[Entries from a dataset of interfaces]
:::::
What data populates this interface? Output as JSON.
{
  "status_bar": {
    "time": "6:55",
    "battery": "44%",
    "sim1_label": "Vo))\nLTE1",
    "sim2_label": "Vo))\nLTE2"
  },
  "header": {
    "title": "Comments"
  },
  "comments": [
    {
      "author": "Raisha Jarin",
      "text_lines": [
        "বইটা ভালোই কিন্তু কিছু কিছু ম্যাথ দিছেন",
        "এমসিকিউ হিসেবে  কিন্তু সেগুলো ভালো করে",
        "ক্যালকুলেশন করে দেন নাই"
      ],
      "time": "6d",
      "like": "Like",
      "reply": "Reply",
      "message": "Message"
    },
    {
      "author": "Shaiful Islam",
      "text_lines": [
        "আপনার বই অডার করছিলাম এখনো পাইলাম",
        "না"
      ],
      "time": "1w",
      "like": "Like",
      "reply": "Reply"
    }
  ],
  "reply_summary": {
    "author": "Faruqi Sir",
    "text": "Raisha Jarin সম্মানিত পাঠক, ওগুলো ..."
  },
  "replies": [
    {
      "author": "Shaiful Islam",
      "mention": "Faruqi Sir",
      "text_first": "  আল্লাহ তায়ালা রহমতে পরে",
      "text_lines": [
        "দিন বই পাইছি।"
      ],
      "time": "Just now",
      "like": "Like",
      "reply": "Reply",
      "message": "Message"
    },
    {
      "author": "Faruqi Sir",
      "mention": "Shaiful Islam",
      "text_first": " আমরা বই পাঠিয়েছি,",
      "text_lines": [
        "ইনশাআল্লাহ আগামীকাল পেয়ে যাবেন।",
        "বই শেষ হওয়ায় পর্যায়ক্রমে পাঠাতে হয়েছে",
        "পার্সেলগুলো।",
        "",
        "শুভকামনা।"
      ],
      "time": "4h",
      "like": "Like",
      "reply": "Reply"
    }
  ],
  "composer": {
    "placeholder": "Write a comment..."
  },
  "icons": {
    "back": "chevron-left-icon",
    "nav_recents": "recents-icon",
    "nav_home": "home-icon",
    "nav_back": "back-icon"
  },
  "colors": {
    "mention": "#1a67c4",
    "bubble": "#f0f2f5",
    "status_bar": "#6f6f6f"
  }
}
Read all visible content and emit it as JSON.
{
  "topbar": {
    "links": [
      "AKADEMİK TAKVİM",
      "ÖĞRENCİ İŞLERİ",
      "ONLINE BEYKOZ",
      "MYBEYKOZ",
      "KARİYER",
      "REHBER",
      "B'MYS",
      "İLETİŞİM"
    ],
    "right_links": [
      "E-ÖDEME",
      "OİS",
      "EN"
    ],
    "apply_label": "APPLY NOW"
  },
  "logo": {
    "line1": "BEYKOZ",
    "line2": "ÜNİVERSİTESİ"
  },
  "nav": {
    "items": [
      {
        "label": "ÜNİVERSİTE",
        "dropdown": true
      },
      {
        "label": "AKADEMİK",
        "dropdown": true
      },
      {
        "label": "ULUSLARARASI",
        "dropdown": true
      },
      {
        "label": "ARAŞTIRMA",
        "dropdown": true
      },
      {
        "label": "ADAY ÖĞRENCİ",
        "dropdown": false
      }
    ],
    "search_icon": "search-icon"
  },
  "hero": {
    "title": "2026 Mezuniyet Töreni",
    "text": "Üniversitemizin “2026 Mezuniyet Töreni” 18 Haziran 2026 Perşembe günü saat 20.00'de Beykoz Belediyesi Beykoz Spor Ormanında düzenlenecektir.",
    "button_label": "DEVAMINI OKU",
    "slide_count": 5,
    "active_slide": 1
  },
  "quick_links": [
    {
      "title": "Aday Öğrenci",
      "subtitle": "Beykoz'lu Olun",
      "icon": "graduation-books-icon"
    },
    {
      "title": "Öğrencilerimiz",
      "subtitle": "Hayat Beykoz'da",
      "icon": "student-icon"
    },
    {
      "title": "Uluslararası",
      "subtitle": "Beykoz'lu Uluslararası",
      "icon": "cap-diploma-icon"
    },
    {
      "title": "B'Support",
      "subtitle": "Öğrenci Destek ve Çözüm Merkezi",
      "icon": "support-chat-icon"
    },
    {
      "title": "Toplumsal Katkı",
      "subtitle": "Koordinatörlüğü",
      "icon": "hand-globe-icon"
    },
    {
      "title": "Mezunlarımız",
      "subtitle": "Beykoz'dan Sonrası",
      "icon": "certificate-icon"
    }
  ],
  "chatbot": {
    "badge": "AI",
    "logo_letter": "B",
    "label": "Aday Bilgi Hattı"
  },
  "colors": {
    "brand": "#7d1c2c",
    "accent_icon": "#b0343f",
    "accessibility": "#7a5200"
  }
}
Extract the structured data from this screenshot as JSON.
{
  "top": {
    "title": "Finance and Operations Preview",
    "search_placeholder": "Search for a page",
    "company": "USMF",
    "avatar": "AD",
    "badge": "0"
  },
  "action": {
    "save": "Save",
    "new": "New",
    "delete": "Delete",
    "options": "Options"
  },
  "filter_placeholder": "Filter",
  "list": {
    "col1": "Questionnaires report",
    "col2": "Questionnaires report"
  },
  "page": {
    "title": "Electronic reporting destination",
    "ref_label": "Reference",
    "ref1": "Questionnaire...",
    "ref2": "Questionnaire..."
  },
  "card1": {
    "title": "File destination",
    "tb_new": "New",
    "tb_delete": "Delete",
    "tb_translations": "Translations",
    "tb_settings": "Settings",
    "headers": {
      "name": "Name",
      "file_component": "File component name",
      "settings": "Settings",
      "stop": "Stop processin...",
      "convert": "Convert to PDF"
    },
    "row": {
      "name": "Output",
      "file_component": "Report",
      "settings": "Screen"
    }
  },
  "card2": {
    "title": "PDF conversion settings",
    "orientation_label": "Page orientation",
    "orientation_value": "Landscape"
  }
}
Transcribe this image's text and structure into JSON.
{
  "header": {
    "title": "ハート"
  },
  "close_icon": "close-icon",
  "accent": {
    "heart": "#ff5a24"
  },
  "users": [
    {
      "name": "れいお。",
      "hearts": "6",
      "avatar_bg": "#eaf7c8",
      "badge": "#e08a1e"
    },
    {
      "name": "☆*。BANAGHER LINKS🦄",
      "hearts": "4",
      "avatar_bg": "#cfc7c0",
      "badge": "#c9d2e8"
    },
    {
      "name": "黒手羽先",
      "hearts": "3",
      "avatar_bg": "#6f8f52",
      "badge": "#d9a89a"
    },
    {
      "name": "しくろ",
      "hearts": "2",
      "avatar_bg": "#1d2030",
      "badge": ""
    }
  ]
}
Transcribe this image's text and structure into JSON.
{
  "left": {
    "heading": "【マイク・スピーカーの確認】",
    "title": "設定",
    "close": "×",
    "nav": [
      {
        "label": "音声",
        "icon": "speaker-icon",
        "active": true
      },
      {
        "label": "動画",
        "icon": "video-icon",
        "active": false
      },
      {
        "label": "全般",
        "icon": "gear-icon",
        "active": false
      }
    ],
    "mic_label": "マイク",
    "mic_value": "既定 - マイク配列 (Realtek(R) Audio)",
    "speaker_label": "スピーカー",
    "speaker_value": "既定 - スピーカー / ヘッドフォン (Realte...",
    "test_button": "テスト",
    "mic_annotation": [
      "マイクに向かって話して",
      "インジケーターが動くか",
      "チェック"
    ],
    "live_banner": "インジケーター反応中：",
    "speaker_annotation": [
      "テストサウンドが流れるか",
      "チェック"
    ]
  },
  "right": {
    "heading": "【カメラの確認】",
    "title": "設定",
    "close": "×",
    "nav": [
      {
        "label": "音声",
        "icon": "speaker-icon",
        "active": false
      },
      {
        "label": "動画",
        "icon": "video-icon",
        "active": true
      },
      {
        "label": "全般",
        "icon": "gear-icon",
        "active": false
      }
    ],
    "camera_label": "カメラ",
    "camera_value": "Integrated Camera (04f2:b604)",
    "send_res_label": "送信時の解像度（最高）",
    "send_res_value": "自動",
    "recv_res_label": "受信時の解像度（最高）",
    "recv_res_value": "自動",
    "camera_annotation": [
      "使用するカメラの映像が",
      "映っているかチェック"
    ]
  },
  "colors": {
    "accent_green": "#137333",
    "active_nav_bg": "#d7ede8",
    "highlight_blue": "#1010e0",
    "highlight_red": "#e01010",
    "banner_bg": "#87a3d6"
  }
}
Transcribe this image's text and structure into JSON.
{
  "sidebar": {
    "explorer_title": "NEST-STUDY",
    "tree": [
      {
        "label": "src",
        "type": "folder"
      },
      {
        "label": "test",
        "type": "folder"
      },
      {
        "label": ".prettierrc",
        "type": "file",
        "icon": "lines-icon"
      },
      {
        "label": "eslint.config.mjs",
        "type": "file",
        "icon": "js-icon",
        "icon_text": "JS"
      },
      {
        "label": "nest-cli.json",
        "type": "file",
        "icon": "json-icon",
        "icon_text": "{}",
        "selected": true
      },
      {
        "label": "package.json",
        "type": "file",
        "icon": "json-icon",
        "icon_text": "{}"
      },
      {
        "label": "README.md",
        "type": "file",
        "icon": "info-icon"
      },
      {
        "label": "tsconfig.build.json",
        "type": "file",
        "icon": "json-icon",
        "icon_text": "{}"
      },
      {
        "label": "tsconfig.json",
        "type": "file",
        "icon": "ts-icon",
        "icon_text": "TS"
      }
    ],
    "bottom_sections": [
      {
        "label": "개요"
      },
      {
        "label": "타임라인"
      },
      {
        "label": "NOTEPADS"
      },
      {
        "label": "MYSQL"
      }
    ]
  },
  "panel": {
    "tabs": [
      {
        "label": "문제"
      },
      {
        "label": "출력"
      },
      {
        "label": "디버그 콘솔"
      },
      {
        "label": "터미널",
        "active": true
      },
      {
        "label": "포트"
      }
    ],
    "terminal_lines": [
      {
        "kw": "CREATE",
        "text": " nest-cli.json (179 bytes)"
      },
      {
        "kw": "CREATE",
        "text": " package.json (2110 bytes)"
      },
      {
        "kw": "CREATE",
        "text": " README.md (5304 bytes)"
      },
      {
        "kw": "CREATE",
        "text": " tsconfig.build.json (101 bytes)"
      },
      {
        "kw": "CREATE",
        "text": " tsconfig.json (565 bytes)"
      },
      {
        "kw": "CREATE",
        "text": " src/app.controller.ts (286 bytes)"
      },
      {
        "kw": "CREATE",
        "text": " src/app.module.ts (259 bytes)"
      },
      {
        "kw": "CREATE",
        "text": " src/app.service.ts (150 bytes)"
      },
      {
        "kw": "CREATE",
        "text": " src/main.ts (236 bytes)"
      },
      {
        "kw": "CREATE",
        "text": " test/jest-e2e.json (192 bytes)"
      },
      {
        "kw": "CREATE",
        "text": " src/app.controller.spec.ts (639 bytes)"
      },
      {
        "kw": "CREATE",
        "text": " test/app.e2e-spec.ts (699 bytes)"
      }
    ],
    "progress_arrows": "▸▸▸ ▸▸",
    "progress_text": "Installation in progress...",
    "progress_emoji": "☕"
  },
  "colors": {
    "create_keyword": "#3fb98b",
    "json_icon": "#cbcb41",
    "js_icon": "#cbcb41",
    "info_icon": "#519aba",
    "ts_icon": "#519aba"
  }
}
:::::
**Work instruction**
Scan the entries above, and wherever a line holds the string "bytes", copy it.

**Answer to this problem**
        "text": " nest-cli.json (179 bytes)"
        "text": " package.json (2110 bytes)"
        "text": " README.md (5304 bytes)"
        "text": " tsconfig.build.json (101 bytes)"
        "text": " tsconfig.json (565 bytes)"
        "text": " src/app.controller.ts (286 bytes)"
        "text": " src/app.module.ts (259 bytes)"
        "text": " src/app.service.ts (150 bytes)"
        "text": " src/main.ts (236 bytes)"
        "text": " test/jest-e2e.json (192 bytes)"
        "text": " src/app.controller.spec.ts (639 bytes)"
        "text": " test/app.e2e-spec.ts (699 bytes)"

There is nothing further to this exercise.